Aloft Hotels, Arundel Mills (BWI), 7520 Teague Road, Hanover, 443-577-0077, starwoodhotels.com. Aloft, making its debut in May at Arundel Mills, strives for a cool vibe, demonstrated by phrases like “easy breezy” and “aloha!” But beneath this carefree facade is a seriously chic hotel. Vibrant colors cover the modern furniture in the lounge and exercise rooms. The hip atmosphere continues to the “re:fuel” cafe and “w xyz” bar, where guests can relax, socialize and even play pool. A second Aloft hotel will open at BWI Marshall Airport this summer.
Green element: Aloft promises landscaping that will enrich the air. The “see green eco program” reserves priority parking for visitors with hybrid cars. The hotel also has refillable dispensers for in-room soap and shampoo, instead of disposable, single-use containers. There’s also a car wash with green cleaning supplies.
Green fees: Rooms will average about $150 per night.
Element Hotel, 7522 Teague Road, Hanover, 443-577-0050, starwoodhotels.com. Element, a brand of Starwood hotels, requires each of its hotels to be LEED-certified. The extended-stay hotel opened right next door to Aloft. Element features a modern-design influenced by the great outdoors, with emphasis on natural light.
Green element: The hotel’s furnishings are all eco-friendly, including carpets with 100% recycled content, water-efficient faucets and fixtures, Energy-Star appliances and recycling bins for paper and plastic. For activities, Element offers a saline pool, an eco-friendly alternative to chlorine, as well as a “borrow a bike” program, including helmets, to lead guests to their own outdoor adventures.

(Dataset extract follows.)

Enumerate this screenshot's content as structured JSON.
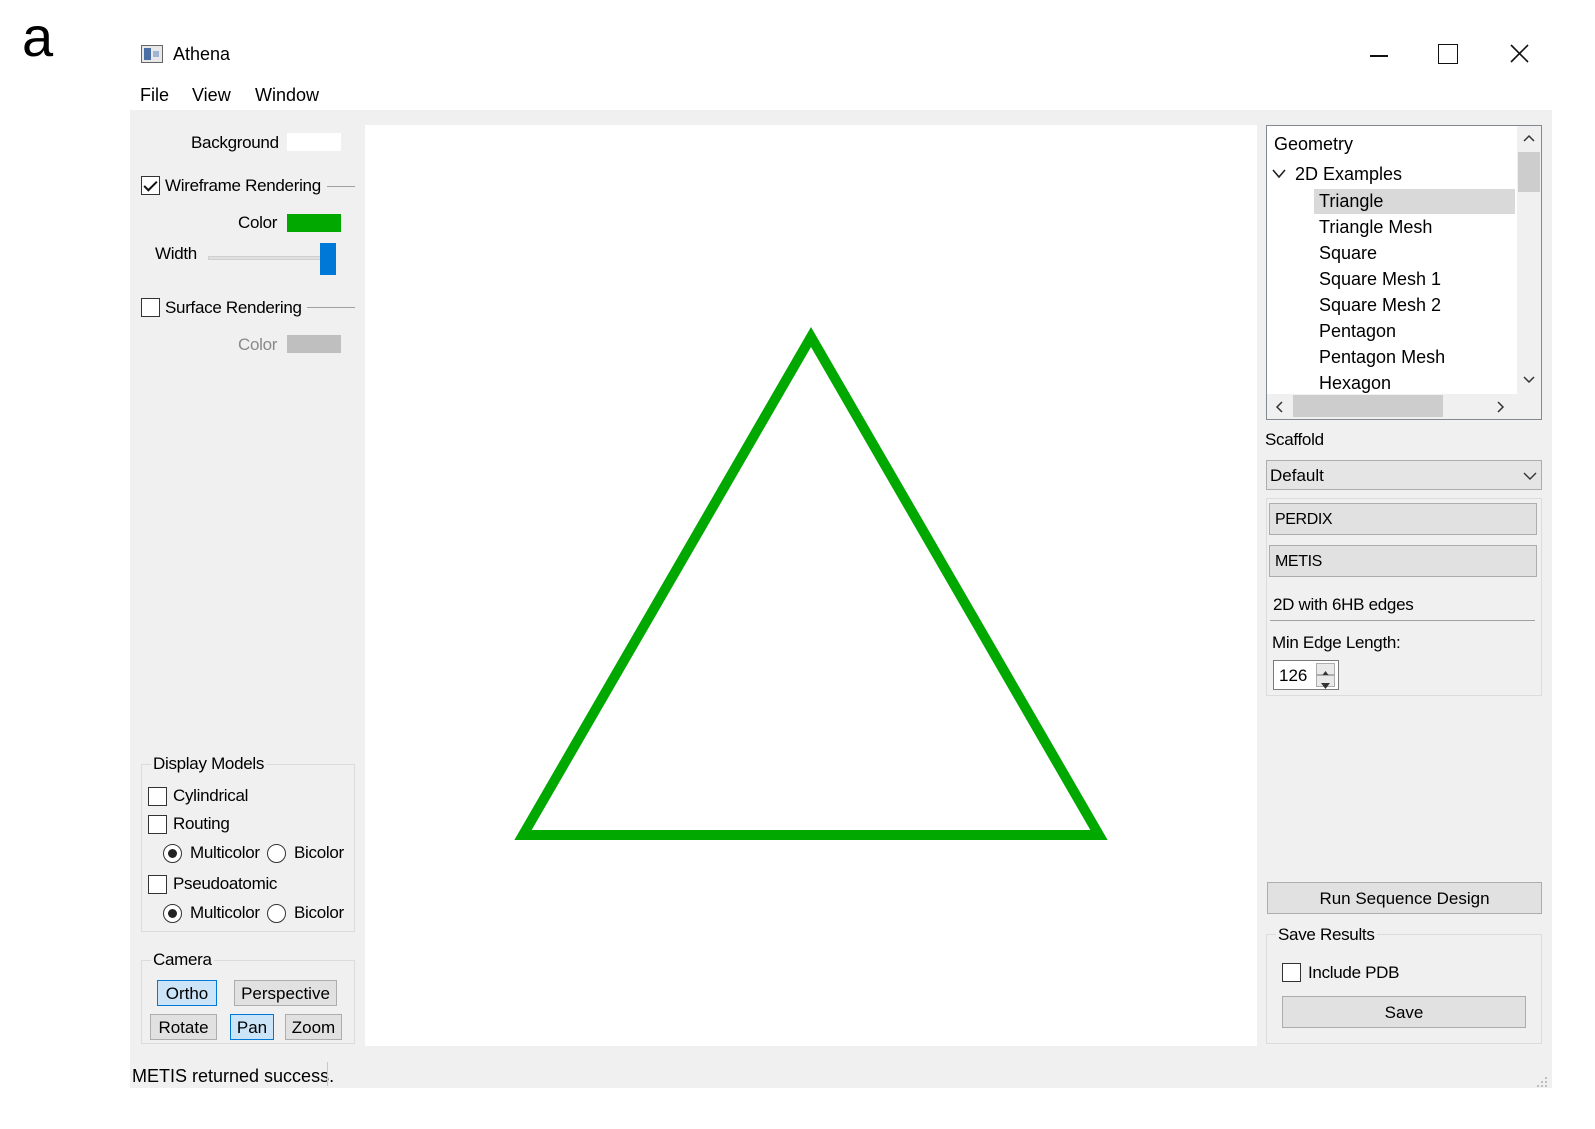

Green fees: Rooms rates start at about $175 per night.
Know of other green places to stay?
Photo courtesy of Gordon and Greenberg, Architects